• _Aim of the task_
Count every line below that holds the word "sobre", and give the number with no other words.

(Dataset rows describing interfaces)
◆ ◆ ◆ ◆ ◆
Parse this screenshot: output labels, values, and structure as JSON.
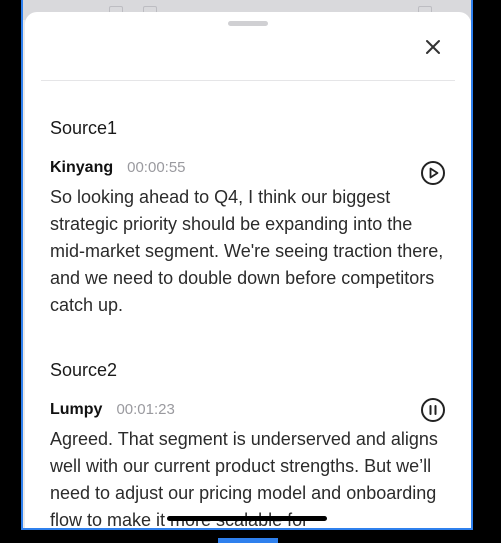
{
  "sheet": {
    "close_icon": "close-icon"
  },
  "sources": [
    {
      "title": "Source1",
      "speaker": "Kinyang",
      "timestamp": "00:00:55",
      "control_icon": "play-icon",
      "text": "So looking ahead to Q4, I think our biggest strategic priority should be expanding into the mid-market segment. We're seeing traction there, and we need to double down before competitors catch up."
    },
    {
      "title": "Source2",
      "speaker": "Lumpy",
      "timestamp": "00:01:23",
      "control_icon": "pause-icon",
      "text": "Agreed. That segment is underserved and aligns well with our current product strengths. But we’ll need to adjust our pricing model and onboarding flow to make it more scalable for"
    }
  ],
  "colors": {
    "accent": "#2f80ed",
    "text": "#2b2b2b",
    "timestamp": "#9a9a9f"
  }
}
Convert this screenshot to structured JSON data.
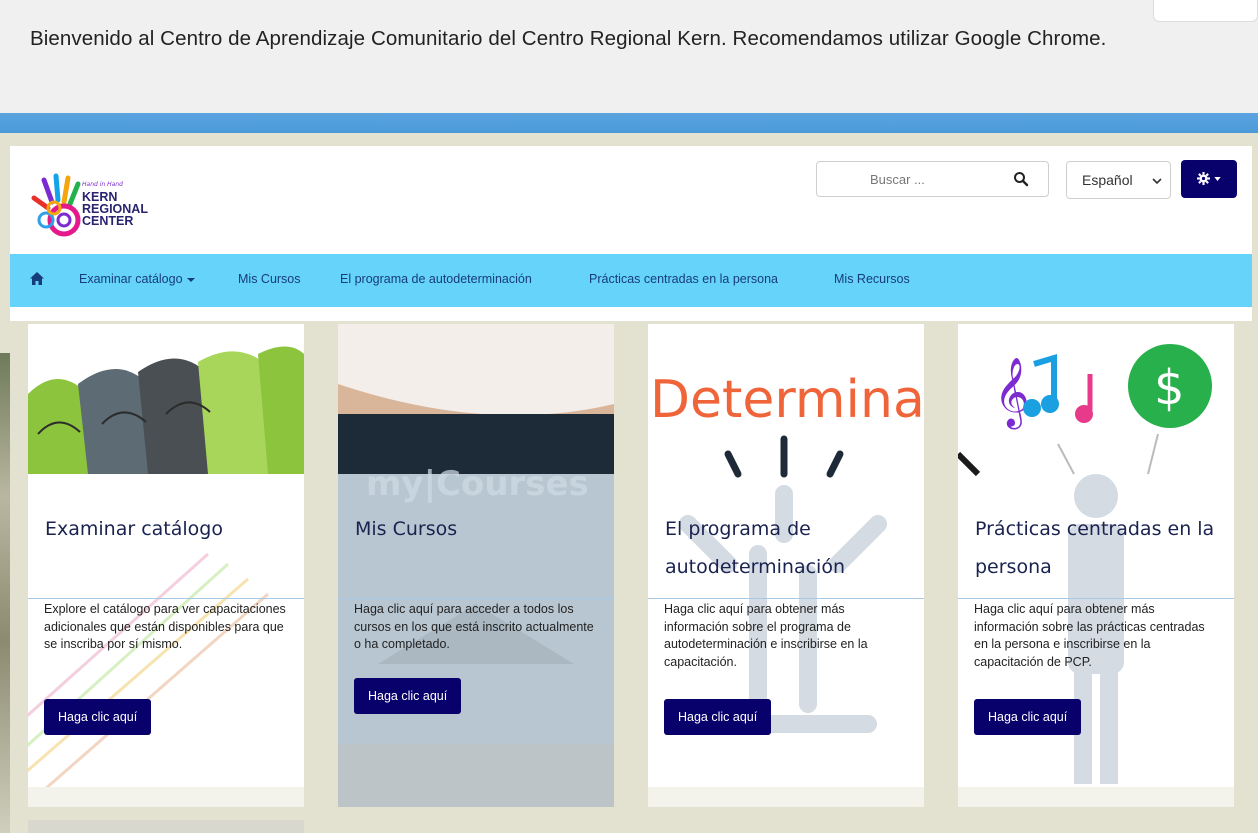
{
  "banner": {
    "welcome": "Bienvenido al Centro de Aprendizaje Comunitario del Centro Regional Kern. Recomendamos utilizar Google Chrome."
  },
  "header": {
    "logo_lines": [
      "KERN",
      "REGIONAL",
      "CENTER"
    ],
    "search_placeholder": "Buscar ...",
    "language": "Español"
  },
  "nav": {
    "items": [
      {
        "label": "Examinar catálogo",
        "dropdown": true
      },
      {
        "label": "Mis Cursos"
      },
      {
        "label": "El programa de autodeterminación"
      },
      {
        "label": "Prácticas centradas en la persona"
      },
      {
        "label": "Mis Recursos"
      }
    ]
  },
  "cards": [
    {
      "title": "Examinar catálogo",
      "description": "Explore el catálogo para ver capacitaciones adicionales que están disponibles para que se inscriba por sí mismo.",
      "button": "Haga clic aquí"
    },
    {
      "title": "Mis Cursos",
      "image_text": "my|Courses",
      "description": "Haga clic aquí para acceder a todos los cursos en los que está inscrito actualmente o ha completado.",
      "button": "Haga clic aquí"
    },
    {
      "title": "El programa de autodeterminación",
      "image_text": "Determina",
      "description": "Haga clic aquí para obtener más información sobre el programa de autodeterminación e inscribirse en la capacitación.",
      "button": "Haga clic aquí"
    },
    {
      "title": "Prácticas centradas en la persona",
      "description": "Haga clic aquí para obtener más información sobre las prácticas centradas en la persona e inscribirse en la capacitación de PCP.",
      "button": "Haga clic aquí"
    }
  ],
  "colors": {
    "brand_navy": "#08006b",
    "nav_blue": "#66d3fa",
    "title_text": "#1a2350"
  }
}
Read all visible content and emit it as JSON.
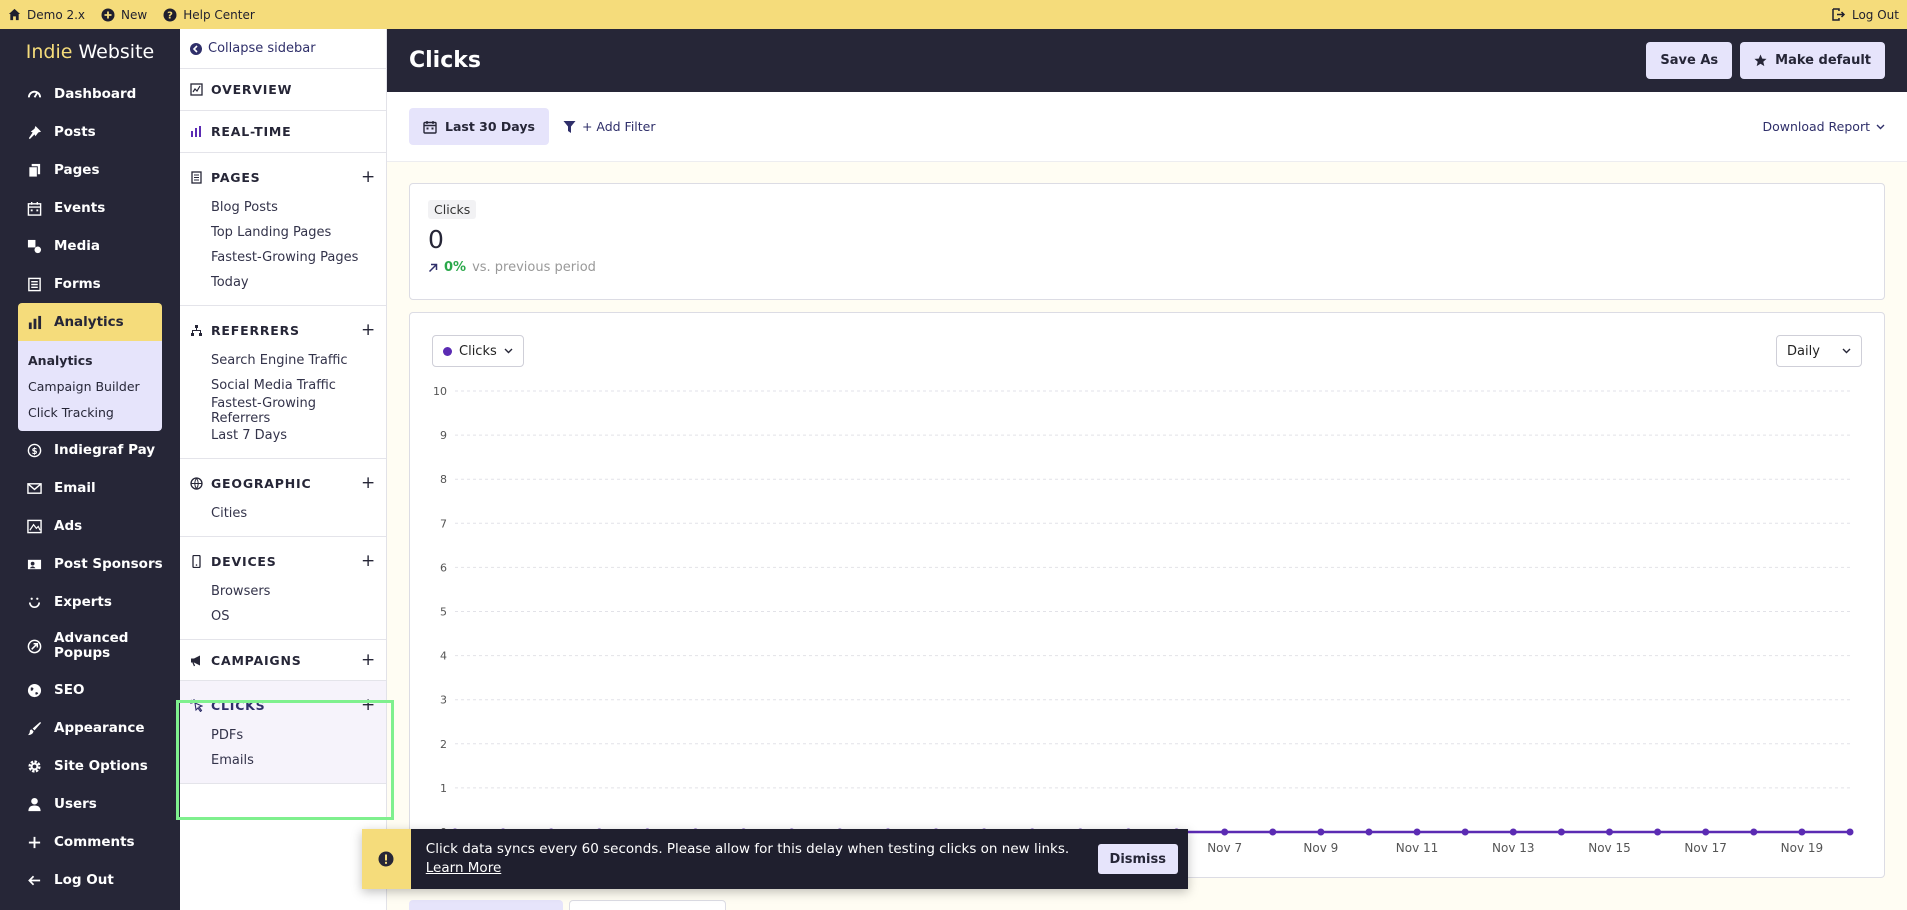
{
  "topbar": {
    "site_label": "Demo 2.x",
    "new_label": "New",
    "help_label": "Help Center",
    "logout_label": "Log Out"
  },
  "brand": {
    "part1": "Indie",
    "part2": "Website"
  },
  "nav": {
    "items": [
      {
        "label": "Dashboard",
        "icon": "speedometer-icon"
      },
      {
        "label": "Posts",
        "icon": "pin-icon"
      },
      {
        "label": "Pages",
        "icon": "pages-icon"
      },
      {
        "label": "Events",
        "icon": "calendar-icon"
      },
      {
        "label": "Media",
        "icon": "media-icon"
      },
      {
        "label": "Forms",
        "icon": "form-icon"
      },
      {
        "label": "Analytics",
        "icon": "bar-chart-icon"
      },
      {
        "label": "Indiegraf Pay",
        "icon": "dollar-icon"
      },
      {
        "label": "Email",
        "icon": "envelope-icon"
      },
      {
        "label": "Ads",
        "icon": "ad-icon"
      },
      {
        "label": "Post Sponsors",
        "icon": "sponsor-icon"
      },
      {
        "label": "Experts",
        "icon": "smile-icon"
      },
      {
        "label": "Advanced Popups",
        "icon": "popup-icon"
      },
      {
        "label": "SEO",
        "icon": "globe-icon"
      },
      {
        "label": "Appearance",
        "icon": "brush-icon"
      },
      {
        "label": "Site Options",
        "icon": "gear-icon"
      },
      {
        "label": "Users",
        "icon": "user-icon"
      },
      {
        "label": "Comments",
        "icon": "plus-icon"
      },
      {
        "label": "Log Out",
        "icon": "arrow-left-icon"
      }
    ],
    "analytics_sub": [
      "Analytics",
      "Campaign Builder",
      "Click Tracking"
    ]
  },
  "sidebar2": {
    "collapse_label": "Collapse sidebar",
    "sections": [
      {
        "title": "OVERVIEW",
        "links": []
      },
      {
        "title": "REAL-TIME",
        "links": []
      },
      {
        "title": "PAGES",
        "links": [
          "Blog Posts",
          "Top Landing Pages",
          "Fastest-Growing Pages",
          "Today"
        ]
      },
      {
        "title": "REFERRERS",
        "links": [
          "Search Engine Traffic",
          "Social Media Traffic",
          "Fastest-Growing Referrers",
          "Last 7 Days"
        ]
      },
      {
        "title": "GEOGRAPHIC",
        "links": [
          "Cities"
        ]
      },
      {
        "title": "DEVICES",
        "links": [
          "Browsers",
          "OS"
        ]
      },
      {
        "title": "CAMPAIGNS",
        "links": []
      },
      {
        "title": "CLICKS",
        "links": [
          "PDFs",
          "Emails"
        ]
      }
    ]
  },
  "header": {
    "title": "Clicks",
    "save_as": "Save As",
    "make_default": "Make default"
  },
  "filters": {
    "date_range": "Last 30 Days",
    "add_filter": "+ Add Filter",
    "download": "Download Report"
  },
  "stat": {
    "label": "Clicks",
    "value": "0",
    "change_pct": "0%",
    "change_suffix": "vs. previous period"
  },
  "chart_controls": {
    "series_label": "Clicks",
    "period": "Daily"
  },
  "chart_data": {
    "type": "line",
    "ylim": [
      0,
      10
    ],
    "y_ticks": [
      0,
      1,
      2,
      3,
      4,
      5,
      6,
      7,
      8,
      9,
      10
    ],
    "x_labels": [
      "Nov 7",
      "Nov 9",
      "Nov 11",
      "Nov 13",
      "Nov 15",
      "Nov 17",
      "Nov 19"
    ],
    "series": [
      {
        "name": "Clicks",
        "color": "#5b2bb3",
        "values": [
          0,
          0,
          0,
          0,
          0,
          0,
          0,
          0,
          0,
          0,
          0,
          0,
          0,
          0,
          0,
          0,
          0,
          0,
          0,
          0,
          0,
          0,
          0,
          0,
          0,
          0,
          0,
          0,
          0,
          0
        ]
      }
    ],
    "grid": true
  },
  "toast": {
    "message": "Click data syncs every 60 seconds. Please allow for this delay when testing clicks on new links.",
    "link": "Learn More",
    "dismiss": "Dismiss"
  },
  "colors": {
    "accent_yellow": "#f5dc7b",
    "dark": "#262637",
    "lavender": "#e6e4fb",
    "series_purple": "#5b2bb3",
    "highlight_green": "#7ff08e"
  }
}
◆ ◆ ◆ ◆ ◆
• _Output of the task_
2